▼

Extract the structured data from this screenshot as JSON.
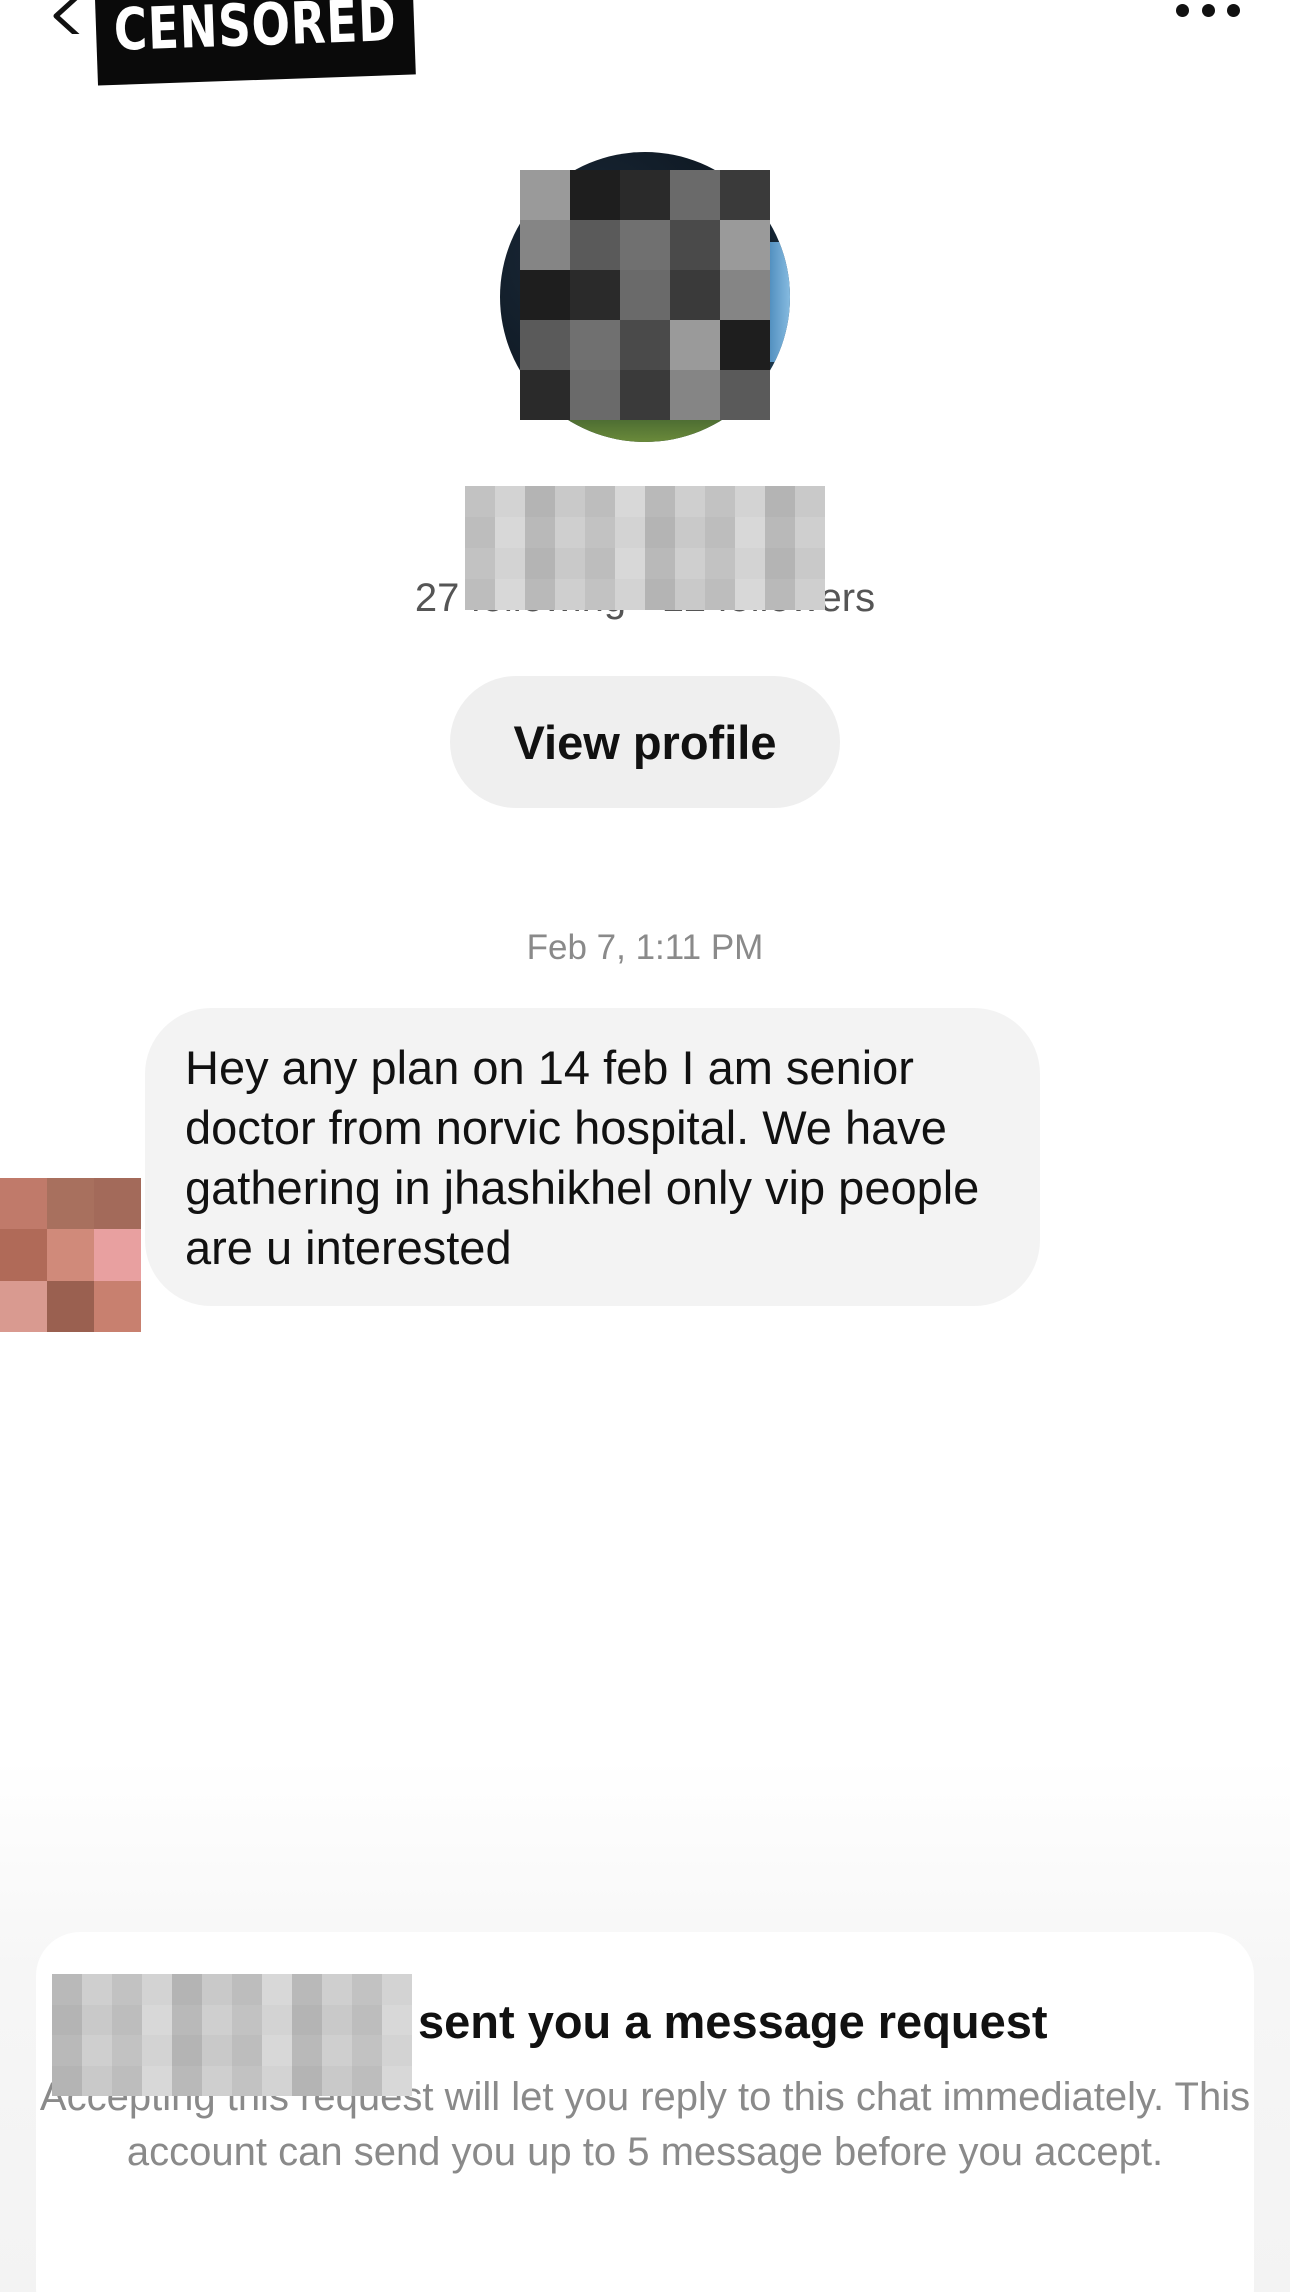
{
  "header": {
    "censor_label": "CENSORED"
  },
  "profile": {
    "following": "27 following",
    "followers": "12 followers",
    "stats_separator": "·",
    "view_profile_label": "View profile"
  },
  "conversation": {
    "timestamp": "Feb 7, 1:11 PM",
    "message": "Hey any plan on 14 feb I am senior doctor from norvic hospital. We have gathering in jhashikhel only vip people are u interested"
  },
  "request": {
    "title": "sent you a message request",
    "description": "Accepting this request will let you reply to this chat immediately. This account can send you up to 5 message before you accept."
  },
  "colors": {
    "bubble_bg": "#f3f3f3",
    "button_bg": "#efefef",
    "muted_text": "#8a8a8a"
  },
  "icons": {
    "back": "chevron-left-icon",
    "more": "more-horizontal-icon"
  }
}
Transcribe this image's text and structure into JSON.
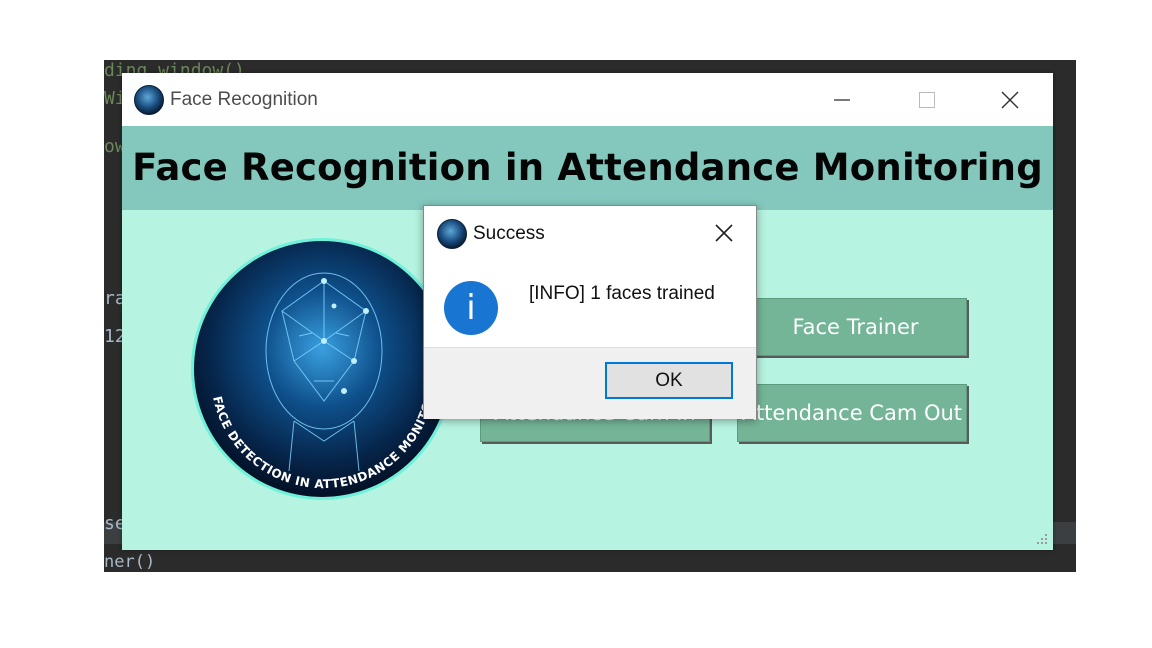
{
  "editor": {
    "lines": [
      "ding window()",
      "Wi",
      "ow",
      "ra",
      "12",
      "se",
      "ner()"
    ]
  },
  "window": {
    "title": "Face Recognition",
    "heading": "Face Recognition in Attendance Monitoring",
    "logo_text": "FACE DETECTION IN ATTENDANCE MONITORI",
    "buttons": {
      "face_trainer": "Face Trainer",
      "cam_in": "Attendance Cam In",
      "cam_out": "Attendance Cam Out"
    }
  },
  "dialog": {
    "title": "Success",
    "message": "[INFO] 1 faces trained",
    "ok_label": "OK",
    "icon": "info-icon"
  },
  "colors": {
    "header": "#84c8bd",
    "body": "#b6f3e0",
    "button": "#74b597",
    "accent": "#0078d7"
  }
}
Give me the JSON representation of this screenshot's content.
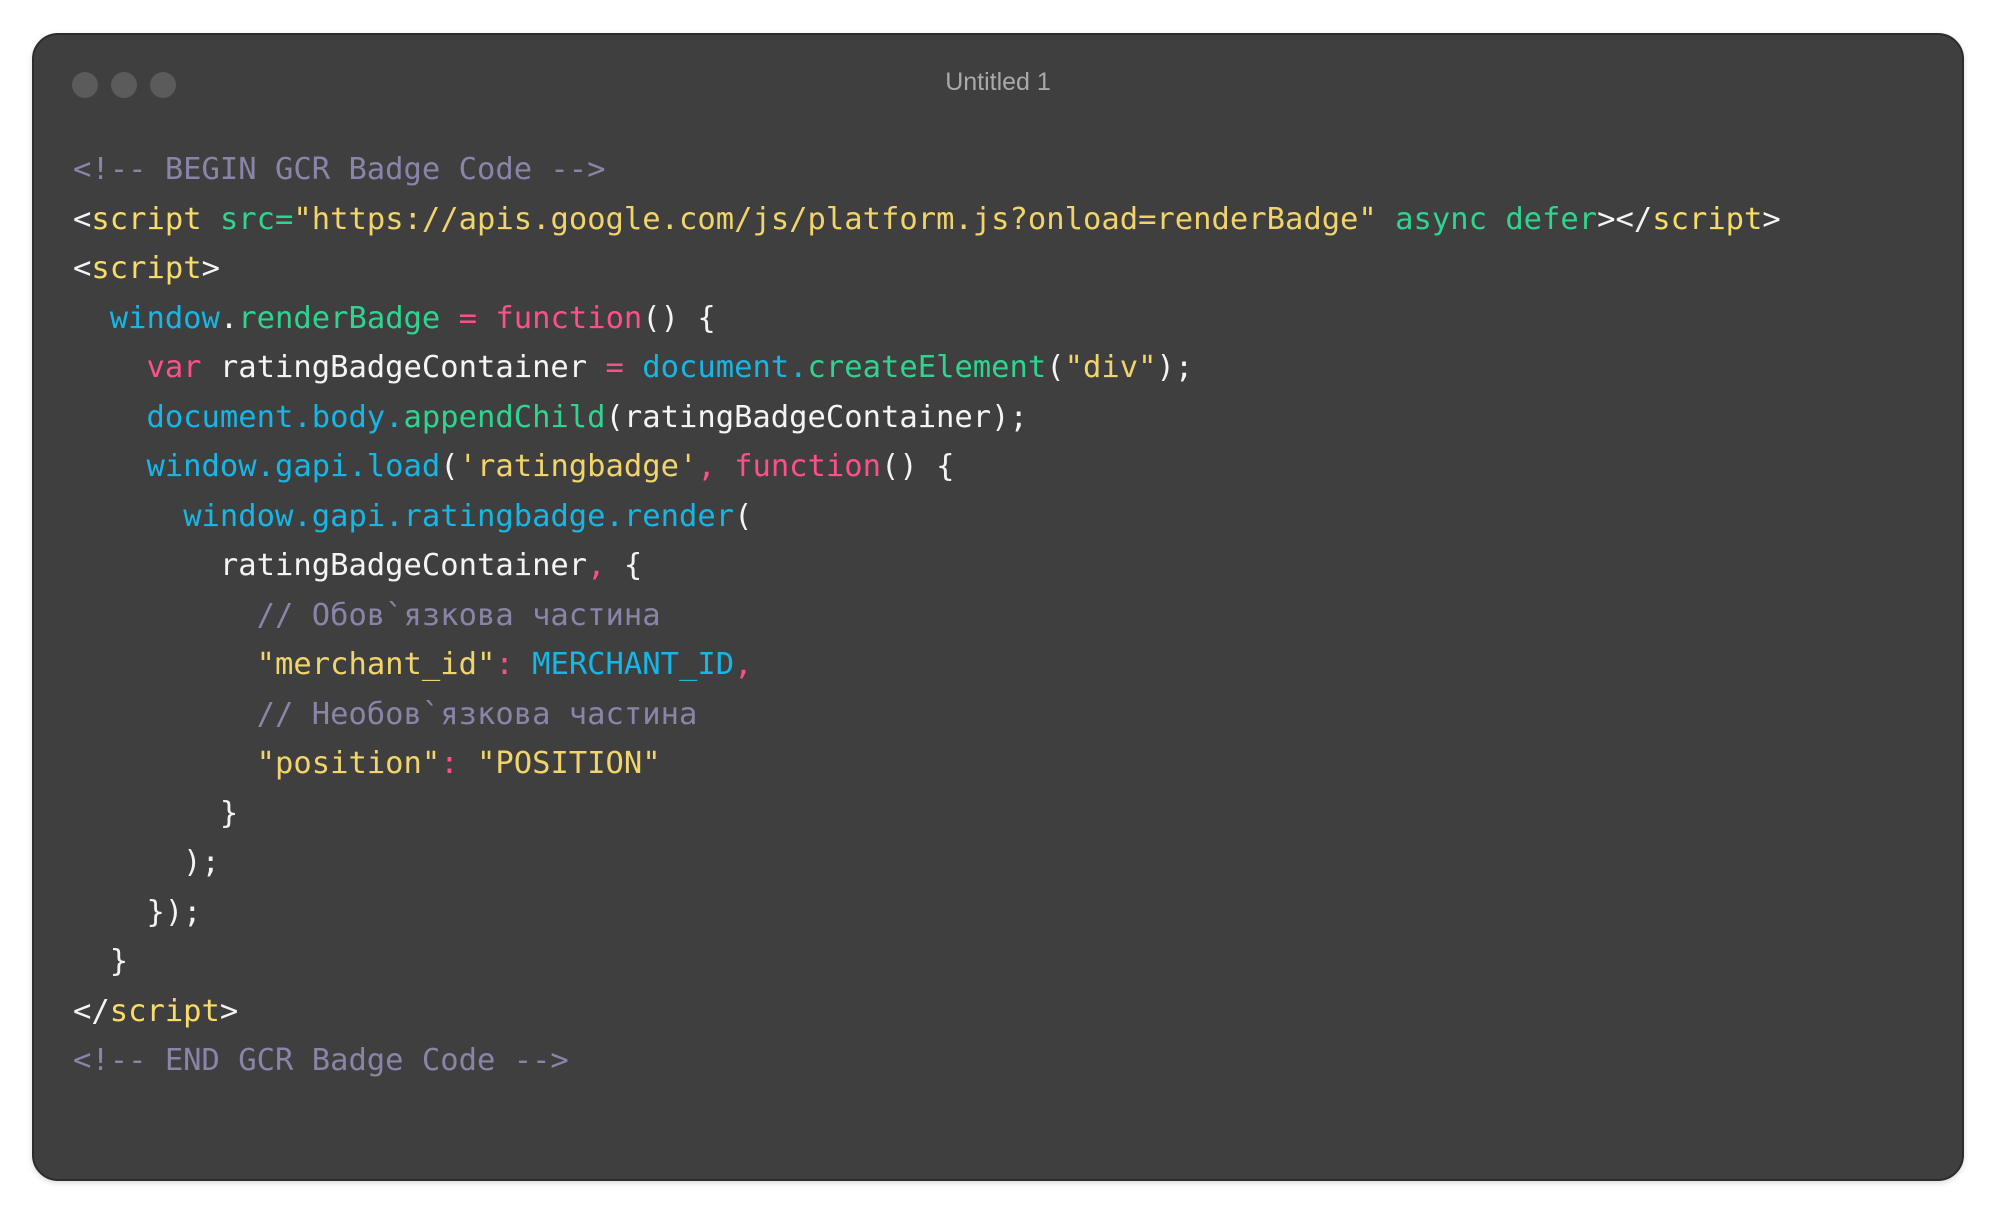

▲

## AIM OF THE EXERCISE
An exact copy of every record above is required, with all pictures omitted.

## YOUR RESPONSE
Extract the structured data from this screenshot as JSON.
{
  "header": {
    "censor_label": "CENSORED"
  },
  "profile": {
    "following": "27 following",
    "followers": "12 followers",
    "stats_separator": "·",
    "view_profile_label": "View profile"
  },
  "conversation": {
    "timestamp": "Feb 7, 1:11 PM",
    "message": "Hey any plan on 14 feb I am senior doctor from norvic hospital. We have gathering in jhashikhel only vip people are u interested"
  },
  "request": {
    "title": "sent you a message request",
    "description": "Accepting this request will let you reply to this chat immediately. This account can send you up to 5 message before you accept."
  },
  "colors": {
    "bubble_bg": "#f3f3f3",
    "button_bg": "#efefef",
    "muted_text": "#8a8a8a"
  },
  "icons": {
    "back": "chevron-left-icon",
    "more": "more-horizontal-icon"
  }
}
Transcribe this image's text and structure into JSON.
{
  "editor": {
    "lines": [
      "ding window()",
      "Wi",
      "ow",
      "ra",
      "12",
      "se",
      "ner()"
    ]
  },
  "window": {
    "title": "Face Recognition",
    "heading": "Face Recognition in Attendance Monitoring",
    "logo_text": "FACE DETECTION IN ATTENDANCE MONITORI",
    "buttons": {
      "face_trainer": "Face Trainer",
      "cam_in": "Attendance Cam In",
      "cam_out": "Attendance Cam Out"
    }
  },
  "dialog": {
    "title": "Success",
    "message": "[INFO] 1 faces trained",
    "ok_label": "OK",
    "icon": "info-icon"
  },
  "colors": {
    "header": "#84c8bd",
    "body": "#b6f3e0",
    "button": "#74b597",
    "accent": "#0078d7"
  }
}
Give me the JSON representation of this screenshot's content.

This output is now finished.